Re: Client certificates in HTTP/2

> On Jun 9, 2015, at 8:51 PM, Mike Bishop <> wrote:
> There have been a number of suggestions for this scenario, and none of them are entirely satisfying.

To me the “No soup for you!” approach is considerably less satisfying than any of them.

> The TLS WG, last I heard, was discussing a way to present client certificates without full-blown renegotiation.  I'm not sure how the mechanics of that have progressed, if at all, but depending on the form, that might solve this discussion for TLS 1.3.  It doesn't help TLS 1.2, however, where HTTP/2 imposes a restriction on renegotiation.

TLS 1.3 may allow the client to present a certificate without being prompted by the server. That still requires the client to foresee the need for sending a particular certificate. The user interaction would still be weird if you only want to browse the public parts of a website or if you haven’t plugged in your dongle or if you have your key store configured to require a passphrase to use the certificate. What TLS 1.3 will offer is equivalent to Martin’s draft-thomson-tls-care. It’s not enough by itself.

> Our implementation supports two different approaches:  A client which has a client cert ready to offer will send an extension setting TLS_RENEG_PERMITTED advertising that it's willing to accept a server-initiated renegotiation.  If the server also supports that extension, they can renegotiate as they have always done and exchange certs.  (Our client will only advertise that if it has the cert ready, to minimize the stall introduced to other streams by the reneg exchange.  Cert selection can involve showing UI, and we don't want to stall the network on the user.)  If the client doesn't offer that extension, we'll send HTTP_1_1_REQUIRED and drop the client back to HTTP/1.1, where we'll renegotiate to get the client cert.  Definitely not ideal, but it's the only fully-standardized approach that exists right now.

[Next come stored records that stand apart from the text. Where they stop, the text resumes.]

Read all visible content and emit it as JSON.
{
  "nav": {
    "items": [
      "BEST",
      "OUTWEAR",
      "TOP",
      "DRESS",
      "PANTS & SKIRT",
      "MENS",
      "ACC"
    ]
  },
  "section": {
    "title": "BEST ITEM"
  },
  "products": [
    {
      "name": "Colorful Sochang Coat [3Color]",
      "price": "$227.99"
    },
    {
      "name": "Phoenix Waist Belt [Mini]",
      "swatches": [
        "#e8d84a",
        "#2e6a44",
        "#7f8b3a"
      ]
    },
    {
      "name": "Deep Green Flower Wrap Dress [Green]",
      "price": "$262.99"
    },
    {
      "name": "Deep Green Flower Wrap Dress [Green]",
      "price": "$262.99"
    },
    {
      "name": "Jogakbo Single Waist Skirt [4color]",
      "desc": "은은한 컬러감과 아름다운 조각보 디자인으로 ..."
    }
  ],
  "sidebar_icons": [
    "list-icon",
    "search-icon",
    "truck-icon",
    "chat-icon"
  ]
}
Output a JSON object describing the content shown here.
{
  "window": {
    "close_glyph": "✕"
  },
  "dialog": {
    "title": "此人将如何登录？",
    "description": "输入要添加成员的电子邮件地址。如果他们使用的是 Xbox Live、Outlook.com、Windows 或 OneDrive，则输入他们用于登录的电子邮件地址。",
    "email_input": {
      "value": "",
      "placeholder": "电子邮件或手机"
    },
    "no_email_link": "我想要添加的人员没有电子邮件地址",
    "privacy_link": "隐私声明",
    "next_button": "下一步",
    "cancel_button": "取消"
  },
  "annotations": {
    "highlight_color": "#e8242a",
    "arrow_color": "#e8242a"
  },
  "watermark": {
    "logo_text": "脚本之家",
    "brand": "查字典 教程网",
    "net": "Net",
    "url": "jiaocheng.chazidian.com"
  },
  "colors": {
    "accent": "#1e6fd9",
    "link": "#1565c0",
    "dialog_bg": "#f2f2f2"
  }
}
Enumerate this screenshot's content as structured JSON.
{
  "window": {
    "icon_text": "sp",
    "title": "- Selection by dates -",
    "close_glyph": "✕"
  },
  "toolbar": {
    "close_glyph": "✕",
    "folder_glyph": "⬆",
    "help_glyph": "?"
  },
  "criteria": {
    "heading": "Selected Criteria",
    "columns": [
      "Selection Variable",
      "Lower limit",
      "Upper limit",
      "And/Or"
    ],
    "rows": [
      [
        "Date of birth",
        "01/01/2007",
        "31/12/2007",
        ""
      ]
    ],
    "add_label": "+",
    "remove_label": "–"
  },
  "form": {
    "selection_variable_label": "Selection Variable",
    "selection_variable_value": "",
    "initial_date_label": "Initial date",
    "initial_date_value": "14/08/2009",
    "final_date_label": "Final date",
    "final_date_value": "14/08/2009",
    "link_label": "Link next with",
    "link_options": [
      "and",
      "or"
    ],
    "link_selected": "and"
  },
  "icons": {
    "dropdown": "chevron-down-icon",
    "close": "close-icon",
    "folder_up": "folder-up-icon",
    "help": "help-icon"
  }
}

That’s the “No soup for you” approach. I also question whether you can standardize the TLS_RENEG_PERMITTED extension, because this WG went out of its way to prohibit this behavior, and the reason was IIRC that it led to a race condition between the authentication and the multiple parallel streams. That’s not helped by the client announcing that it has a certificate.

> Martin's approach, along with the early-renegotiation dance in the HTTP/2 spec, still forces the creation of a new TLS connection, something we'd prefer to avoid.  It's better than HTTP_1_1_REQUIRED in that it lets the client keep using HTTP/2, but worse in that it mixes the TLS and HTTP layers, something we'd also prefer to minimize.

While I agree that creation of new TLS streams is something you would want to minimize, the use cases for client certificate are such that this happens seldom. Certificate are used in SSL VPNs, a few high-value websites like some banks (most of them use other methods), corporate portals. These are things the average user would need either a few times a month or a few times a day. As for mixing layers, it’s no worse than an HTTP resource request triggering a TLS renegotiation with different parameters.


Received on Tuesday, 9 June 2015 19:43:52 UTC